A Toolkit for Supporting the Implementation of School Employee Wellness in Districts/ Schools

About Toolkit 


The COVID-19 pandemic ignited an ongoing problem within the U.S. educational system, which has included a declining labor force, increased stress and anxiety among school staff, and low morale among employees within K-12 public school settings. As a result, school districts are struggling to attract and retain employees, and many employees have health concerns that impact their work life. An evidence based employee wellness initiative can improve employee health, increase productivity and performance, reduce absences, increase employee retention, reduce turnover, enhance recruitment of prospective employees, lower health care costs, and benefit students. 

This quick-start toolkit is provided as a supplement to Healthy School, Healthy Staff, Healthy Students: A Guide to Improving School Employee Wellness, designed to increase the capacity of district and school staff in addressing school employee wellness, to improve the health of all school employees, and to improve student health and academic outcomes.

The toolkit comprises the following fact sheets: 

Why It Was Developed

The Society for Public Health Education aims to increase the capacity of districts and school staff to implement school employee wellness policies and programs to address health equity, emotional well-being, and risk factors that contribute to chronic disease. School employee wellness is an essential component of the Whole School, Whole Community, Whole Child (WSCC) model and is a critical contributor to students’ health and academic success. Addressing the physical, mental, social, emotional, and professional health of all school employees (e.g., teachers, administrators, classified staff) can improve workforce retention, reduce stress, reduce absenteeism, and boost job satisfaction.

Employee wellness can be extremely valuable in underserved school districts, where opportunities for promoting healthy behaviors (e.g., safe, accessible bike and walking paths; access to healthy foods) for students and employees are often limited and health disparities are prevalent.1

The Centers for Disease Control and Prevention (CDC) defines employee wellness as “a coordinated set of programs, policies, benefits, and environmental supports designed to address multiple risk factors and health conditions to meet the health and safety needs of all employees.”2 A school employee wellness initiative can also address health equity, defined by the CDC as “when every person has the opportunity to attain his or her full health potential and no one is disadvantaged from achieving this potential because of social position or other socially determined circumstances.”(Learn more about health equity at Health Equity | CDC)

To download the full book of fact sheets, please click here.


1 UCLA Center to Eliminate Health Disparities and Samuels & Associates, Failing Fitness: Physical Activity and Physical Education in Schools (Los Angeles, CA: The California Endowment, January 2007).

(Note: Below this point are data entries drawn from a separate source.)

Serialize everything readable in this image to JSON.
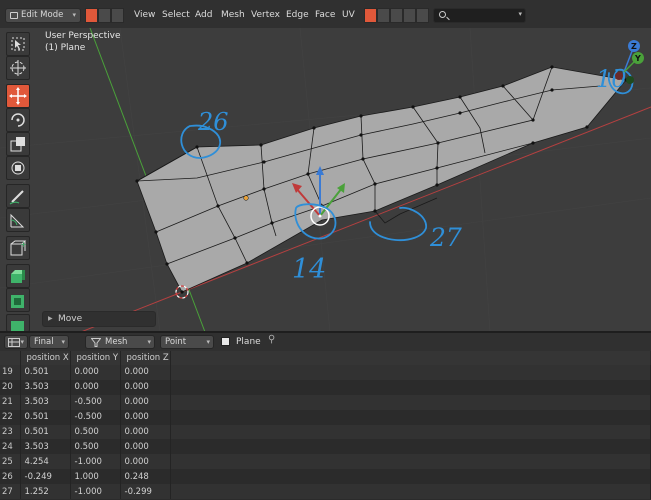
{
  "header": {
    "mode_label": "Edit Mode",
    "menus": [
      "View",
      "Select",
      "Add",
      "Mesh",
      "Vertex",
      "Edge",
      "Face",
      "UV"
    ]
  },
  "viewport": {
    "title": "User Perspective",
    "subtitle": "(1) Plane",
    "gizmo_labels": {
      "z": "Z",
      "y": "Y"
    },
    "last_operator": "Move",
    "annotations": [
      "26",
      "10",
      "14",
      "27"
    ]
  },
  "spreadsheet": {
    "evaluation_state": "Final",
    "data_type": "Mesh",
    "domain": "Point",
    "object_name": "Plane",
    "columns": [
      "position X",
      "position Y",
      "position Z"
    ],
    "rows": [
      [
        "19",
        "0.501",
        "0.000",
        "0.000"
      ],
      [
        "20",
        "3.503",
        "0.000",
        "0.000"
      ],
      [
        "21",
        "3.503",
        "-0.500",
        "0.000"
      ],
      [
        "22",
        "0.501",
        "-0.500",
        "0.000"
      ],
      [
        "23",
        "0.501",
        "0.500",
        "0.000"
      ],
      [
        "24",
        "3.503",
        "0.500",
        "0.000"
      ],
      [
        "25",
        "4.254",
        "-1.000",
        "0.000"
      ],
      [
        "26",
        "-0.249",
        "1.000",
        "0.248"
      ],
      [
        "27",
        "1.252",
        "-1.000",
        "-0.299"
      ]
    ]
  },
  "colors": {
    "accent": "#e0583a",
    "annotation": "#2f8fd8",
    "x_axis": "#b44040",
    "y_axis": "#4aa13a"
  }
}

2 “Workplace Health Model,” Workplace Health Promotion, Centers for Disease Control and Prevention, May 13, 2016, https://www.cdc.gov/workplacehealthpromotion/model/index.html

3 “What Is Health Equity?,” Health Equity, Centers for Disease Control and Prevention, July 1, 2022, https://www.cdc.gov/healthequi...


This toolkit was developed with guidance from a 14-member School Employee Wellness (SEW) Advisory Committee (listed below), as well as with formative research conducted by consultants at Wayne State University with school employees and stakeholders from across the country. The Society for Public Health Education would like to thank the following individuals who provided valuable input for this toolkit.

Joy Anne Osterhout***
Health & Education Communication Consultants                         
Sara Bowie***
Health & Education Communication Consultants                  
Sheena Tallis-Tallman***
Equity Writing Consultant 
Rachael Dombrowski**
California State University San Marcos
James Mallare**
Wayne State University 
Chelsey Hughes
Society for Public Health Education
Clarissa Montes
Society for Public Health Education 
Jyotsna Blackwell  
Centers for Disease Control and Prevention 
Melissa Fahrenbruch  
Centers for Disease Control and Prevention 
Holly Hunt  
Centers for Disease Control and Prevention 
Adrian Talley*
Indian Prairie School District 204 in Illinois
Shauvon Simmons-Wright*
Alliance for a Healthier Generation
Christine Rockwood*
Tennessee Department of Education 
Laura F. DeStigter*  
National Association of Chronic Disease Directors (NACDD)
Mara Galic* 
National Association of Chronic Disease Directors (NACDD)
Dawn Forkner* 
District Wellness Coordinator
Megan Blanco* 
National Association of School Boards of Education (NASBE)
Duncan Van Dusen*  
Coordinated Approach to Child Health (CATCH)
Kayla Jackson*
The School Superintendents Association (AASA)
Jeanie Alter*  
American School Health Association (ASHA)
Brandon Stratford*
Child Trends
Nichole Bobo*
National Association of School Nurses (NASN)
Mariah S. Lafleur*  
Kaiser Permanente Thriving Schools
Inge Aldersebaes* 
OEA Choice Trust

***Denotes writing consultants

**Denotes research consultants

*Denotes members of SEW Advisory Committee